The Guantánamo Lawyers by Mark P. Denbeaux & Jonathan Hafetz (eds), New York: NYU Press, 2009.
The Guantánamo Lawyers is a collection of stories from more than one hundred lawyers who have been involved in some way in representing the detainees held by the United States at Guantánamo Bay Naval base and elsewhere since the terrorist attacks of September 11, 2001.
The lawyers’ accounts are arranged to form an approximate chronological narrative of the Guantánamo litigation, although the chronology is interrupted to a degree in some of the chapters that deal with matters such as torture, rendition, and the cases of detainees held outside Guantánamo. Short introductory explanations by the editors appear throughout, and provide some context and continuity to the lawyers’ stories.

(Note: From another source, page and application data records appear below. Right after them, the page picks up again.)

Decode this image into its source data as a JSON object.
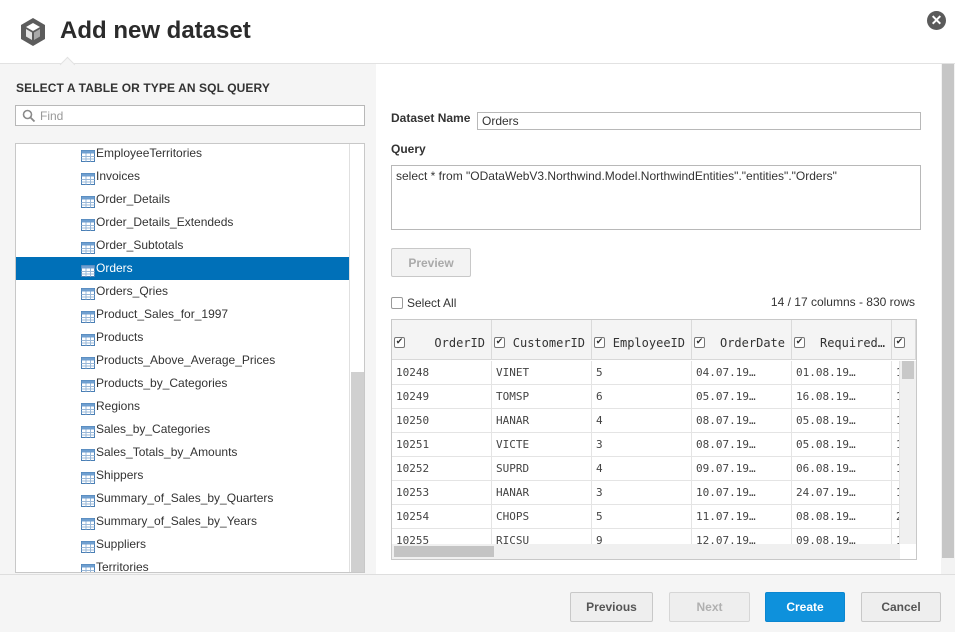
{
  "header": {
    "title": "Add new dataset",
    "logo_icon": "cube-logo-icon",
    "close_icon": "close-icon",
    "close_glyph": "✕"
  },
  "left": {
    "section_title": "SELECT A TABLE OR TYPE AN SQL QUERY",
    "search_placeholder": "Find",
    "tables": [
      {
        "label": "EmployeeTerritories",
        "selected": false
      },
      {
        "label": "Invoices",
        "selected": false
      },
      {
        "label": "Order_Details",
        "selected": false
      },
      {
        "label": "Order_Details_Extendeds",
        "selected": false
      },
      {
        "label": "Order_Subtotals",
        "selected": false
      },
      {
        "label": "Orders",
        "selected": true
      },
      {
        "label": "Orders_Qries",
        "selected": false
      },
      {
        "label": "Product_Sales_for_1997",
        "selected": false
      },
      {
        "label": "Products",
        "selected": false
      },
      {
        "label": "Products_Above_Average_Prices",
        "selected": false
      },
      {
        "label": "Products_by_Categories",
        "selected": false
      },
      {
        "label": "Regions",
        "selected": false
      },
      {
        "label": "Sales_by_Categories",
        "selected": false
      },
      {
        "label": "Sales_Totals_by_Amounts",
        "selected": false
      },
      {
        "label": "Shippers",
        "selected": false
      },
      {
        "label": "Summary_of_Sales_by_Quarters",
        "selected": false
      },
      {
        "label": "Summary_of_Sales_by_Years",
        "selected": false
      },
      {
        "label": "Suppliers",
        "selected": false
      },
      {
        "label": "Territories",
        "selected": false
      }
    ]
  },
  "right": {
    "dataset_name_label": "Dataset Name",
    "dataset_name_value": "Orders",
    "query_label": "Query",
    "query_value": "select * from \"ODataWebV3.Northwind.Model.NorthwindEntities\".\"entities\".\"Orders\"",
    "preview_label": "Preview",
    "select_all_label": "Select All",
    "column_info": "14 / 17 columns - 830 rows",
    "grid": {
      "columns": [
        "OrderID",
        "CustomerID",
        "EmployeeID",
        "OrderDate",
        "Required…"
      ],
      "check_glyph": "✔",
      "rows": [
        [
          "10248",
          "VINET",
          "5",
          "04.07.19…",
          "01.08.19…",
          "1"
        ],
        [
          "10249",
          "TOMSP",
          "6",
          "05.07.19…",
          "16.08.19…",
          "1"
        ],
        [
          "10250",
          "HANAR",
          "4",
          "08.07.19…",
          "05.08.19…",
          "1"
        ],
        [
          "10251",
          "VICTE",
          "3",
          "08.07.19…",
          "05.08.19…",
          "1"
        ],
        [
          "10252",
          "SUPRD",
          "4",
          "09.07.19…",
          "06.08.19…",
          "1"
        ],
        [
          "10253",
          "HANAR",
          "3",
          "10.07.19…",
          "24.07.19…",
          "1"
        ],
        [
          "10254",
          "CHOPS",
          "5",
          "11.07.19…",
          "08.08.19…",
          "2"
        ],
        [
          "10255",
          "RICSU",
          "9",
          "12.07.19…",
          "09.08.19…",
          "1"
        ]
      ]
    }
  },
  "footer": {
    "previous_label": "Previous",
    "next_label": "Next",
    "create_label": "Create",
    "cancel_label": "Cancel"
  },
  "colors": {
    "accent": "#0e91dc",
    "selection": "#0070b8"
  }
}
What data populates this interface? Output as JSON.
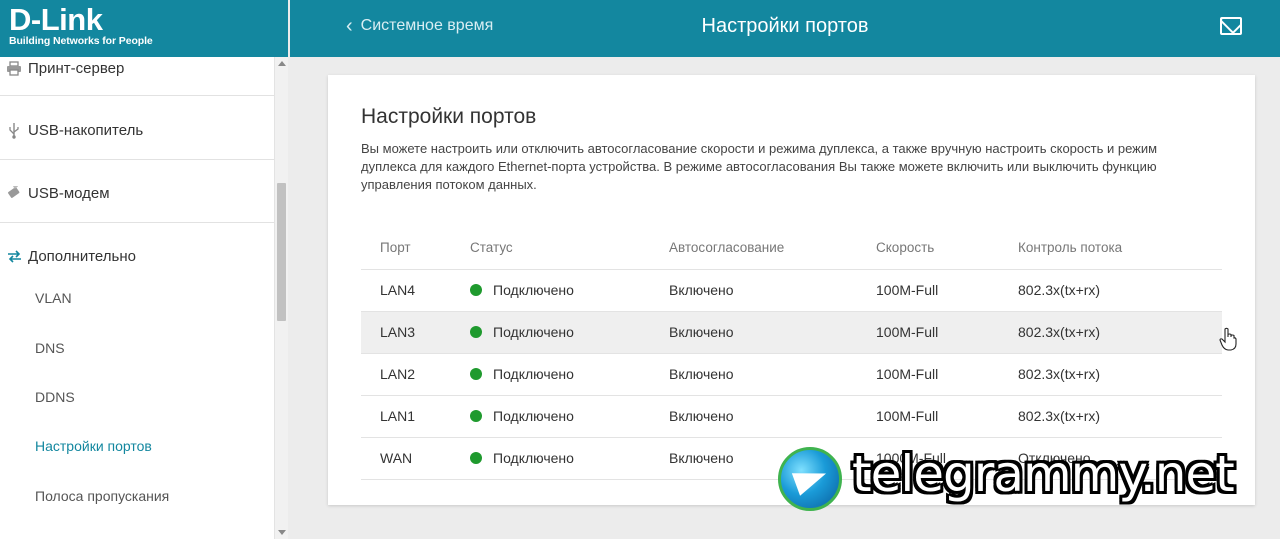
{
  "brand": {
    "name": "D-Link",
    "tagline": "Building Networks for People"
  },
  "header": {
    "back_label": "Системное время",
    "title": "Настройки портов"
  },
  "sidebar": {
    "items": [
      {
        "label": "Принт-сервер",
        "icon": "printer-icon"
      },
      {
        "label": "USB-накопитель",
        "icon": "usb-icon"
      },
      {
        "label": "USB-модем",
        "icon": "usb-modem-icon"
      },
      {
        "label": "Дополнительно",
        "icon": "arrows-icon"
      }
    ],
    "subitems": [
      "VLAN",
      "DNS",
      "DDNS",
      "Настройки портов",
      "Полоса пропускания"
    ],
    "active_subitem": "Настройки портов"
  },
  "main": {
    "title": "Настройки портов",
    "description": "Вы можете настроить или отключить автосогласование скорости и режима дуплекса, а также вручную настроить скорость и режим дуплекса для каждого Ethernet-порта устройства. В режиме автосогласования Вы также можете включить или выключить функцию управления потоком данных.",
    "table": {
      "headers": [
        "Порт",
        "Статус",
        "Автосогласование",
        "Скорость",
        "Контроль потока"
      ],
      "rows": [
        {
          "port": "LAN4",
          "status": "Подключено",
          "auto": "Включено",
          "speed": "100M-Full",
          "flow": "802.3x(tx+rx)"
        },
        {
          "port": "LAN3",
          "status": "Подключено",
          "auto": "Включено",
          "speed": "100M-Full",
          "flow": "802.3x(tx+rx)"
        },
        {
          "port": "LAN2",
          "status": "Подключено",
          "auto": "Включено",
          "speed": "100M-Full",
          "flow": "802.3x(tx+rx)"
        },
        {
          "port": "LAN1",
          "status": "Подключено",
          "auto": "Включено",
          "speed": "100M-Full",
          "flow": "802.3x(tx+rx)"
        },
        {
          "port": "WAN",
          "status": "Подключено",
          "auto": "Включено",
          "speed": "1000M-Full",
          "flow": "Отключено"
        }
      ]
    }
  },
  "watermark": {
    "text": "telegrammy.net"
  },
  "colors": {
    "brand": "#13879f",
    "status_ok": "#1f9a2e",
    "active_link": "#13879f"
  }
}
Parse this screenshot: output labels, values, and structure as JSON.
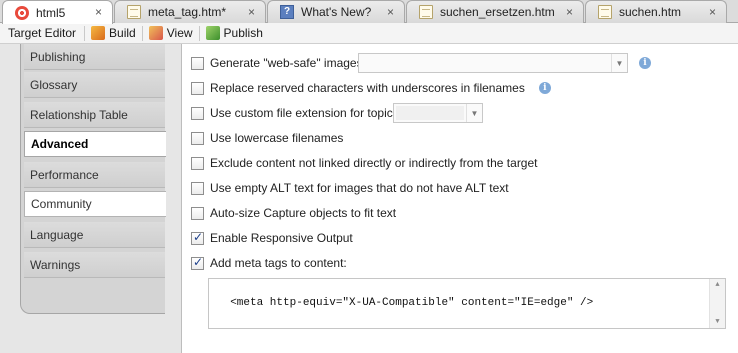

The book begins with the establishment of Guantánamo as a detention facility after 9/11, and the decision of certain lawyers to get involved from an early stage in arguing for the habeas corpus rights of Guantánamo detainees, then termed “the worst of the worst”. In 2002, lawyers willing to represent terrorist suspects were few and far between. Among the initial few were Thomas Wilner of Shearman & Sterling and Michael Ratner of the Center for Constitutional rights; Joe Margulies, Clive Stafford Smith and Eric Freedman, all lawyers with expertise in death penalty litigation, also joined the cause from the outset.
These pioneers were later joined by many others, particularly after the Supreme Court’s 2004 decisions concerning the war on terrorism. The general picture that emerges about the motivations of the lawyers is that they did it out of a strong belief in the rule of law and due process, as well as a desire to restore the United States’ adherence to its own ideals. Many of the stories emphasize that the decision to act for the detainees was a form of patriotism as well — a salient point in light of the recent (and widely discredited) attack on the integrity of current Department of Justice lawyers who had previously worked on Guantánamo litigation.